Captain Polataivao settling in at Utah Warriors
Manu Samoa halfback, Dwayne Polataivao, is settling into a new life in the U.S.A.’s Major League Rugby as captain of the Utah Warriors.
The 29-year-old from Sasina, Safotu, Nofoali'i and Safata made his debut for the side last weekend in their, 28-19, loss to Rugby ATL.
Polataivao has been in the United States for a month now, having signed a two-year deal with the Warriors.
“Life’s awesome, I’m very fortunate to be here to take up this opportunity,” he said, noting the cold weather in Utah at this time of year.
“Summer back home [in New Zealand] it was reaching about 30 degrees to my first day here was -2, so a bit of a shock to the system.”
Both Polataivao and his Warriors are based just outside the state capital of Salt Lake City in Herriman.
“We’re right opposite our stadium, so it’s pretty convenient to walk to trainings and stuff.”
He was Samoa’s starting halfback in three of their four games at the Rugby World Cup, but was one of six Manu players to head over to Japan without a club contract for the upcoming season, having last played professionally for Doncaster Knights in the English Rugby Championship in the first half of 2019.
“There were a few clubs that were quite keen, I was quite happy to go back to work [as a sales representative for Stowers Containment Solutions] if I had to,” Polataivao said.
“Me and [Manu assistant coach] Chris Latham spoke after the last game against Ireland, and he said he potentially had an opportunity here, but I wasn’t aware it was Utah.”
The Warriors announced Latham would be their 2020 head coach on October 29th, a couple of weeks after that Ireland match.
Polataivao said he didn’t hear from the former Wallabies star for a little while:
“So I just enjoyed home, and then a couple of weeks before Christmas I got a call from the [Warriors] CEO Kimball Kjar.
“It took me a while to make that decision, because obviously I’d leave my wife behind and I’ve been doing that a bit for the last few years being with Manu Samoa and in England.
“She was understanding, and she’s always driven me to follow my dreams.”
Polataivao is certainly living his right now, playing the game he loves halfway across the world.
“Rugby doesn’t last long, and it was an opportunity I’d been praying for and waiting for,” he said.
Polataivao said he is extra blessed to captain the Warriors – the first time he has skippered a professional team.
“That was a bit of a surprise, but I’m grateful to God that I’ve got this opportunity, and just ready to take the challenge,” he said.

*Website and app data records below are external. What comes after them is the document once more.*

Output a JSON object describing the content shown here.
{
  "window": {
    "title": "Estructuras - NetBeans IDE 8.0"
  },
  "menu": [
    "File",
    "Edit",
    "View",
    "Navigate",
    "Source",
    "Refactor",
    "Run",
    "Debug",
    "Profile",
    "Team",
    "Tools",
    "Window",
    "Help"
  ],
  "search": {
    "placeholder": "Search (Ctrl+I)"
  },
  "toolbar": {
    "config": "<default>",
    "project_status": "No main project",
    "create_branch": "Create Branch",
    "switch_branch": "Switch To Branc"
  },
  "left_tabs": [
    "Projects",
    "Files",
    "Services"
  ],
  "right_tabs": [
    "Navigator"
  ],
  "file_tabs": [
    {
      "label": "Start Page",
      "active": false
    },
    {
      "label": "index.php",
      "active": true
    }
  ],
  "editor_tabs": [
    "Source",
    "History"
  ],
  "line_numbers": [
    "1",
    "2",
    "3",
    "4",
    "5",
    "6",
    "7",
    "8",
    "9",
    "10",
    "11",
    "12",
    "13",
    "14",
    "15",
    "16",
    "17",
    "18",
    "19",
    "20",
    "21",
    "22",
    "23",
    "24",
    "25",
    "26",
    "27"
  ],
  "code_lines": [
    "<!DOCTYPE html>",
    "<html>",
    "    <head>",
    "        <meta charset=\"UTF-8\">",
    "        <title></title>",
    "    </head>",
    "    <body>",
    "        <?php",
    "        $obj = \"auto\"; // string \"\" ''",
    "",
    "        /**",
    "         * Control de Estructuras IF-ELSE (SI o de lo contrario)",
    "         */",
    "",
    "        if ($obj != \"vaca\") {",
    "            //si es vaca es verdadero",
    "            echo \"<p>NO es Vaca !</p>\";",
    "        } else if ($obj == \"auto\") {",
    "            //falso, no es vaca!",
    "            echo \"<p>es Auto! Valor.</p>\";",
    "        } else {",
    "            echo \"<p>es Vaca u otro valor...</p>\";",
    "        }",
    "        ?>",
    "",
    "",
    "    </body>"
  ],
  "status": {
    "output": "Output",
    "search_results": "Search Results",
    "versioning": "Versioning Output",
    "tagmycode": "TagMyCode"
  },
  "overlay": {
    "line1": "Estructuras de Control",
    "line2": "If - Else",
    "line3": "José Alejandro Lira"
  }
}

He arrived in Major League Rugby with the goal of being the best halfback in the competition, but now has the added focus of getting the best out of his players.
But Polataivao said those extra responsibilities don’t change his approach too much.
“If anything, it’s just continuing to have a cool head,” he said.
“I’m not really a chatterbox but I’ve sorta picked that up as well, that I probably have to be.”
In Utah’s season opener away against Atlanta, Polataivao set up a try as his side shot out to a 16-8 lead at halftime.
“In pre-season we did the same, we started quite strongly but then we sort of faded,” he said.
“It’s not a fitness thing, it’s probably just a mental switch, knowing that in games where we take the lead we’ve gotta continue to attack.
“We probably just went into our shells a little bit and let them come to us.
“We went away from our game plan which was working for us well in that first half.”
Polataivao describes the Warriors’ playstyle as being similar to teams from the Northern Hemisphere:
“Like to maul, like to crash, bash and scrum for pens.”
He said that’s not necessarily the norm in the U.S.A., where teams adopt whatever style suits their coaching staff and playing personnel.
“You can see some of the other teams playing that Southern Hemisphere style from back home, that free-flowing style,” Polataivao said.
The Utah Warriors will be looking for their first win of the season against fellow Manu Samoa Donald Brighouse’s New England Free Jacks when the teams face off at 9:30 am on Sunday morning Samoan time.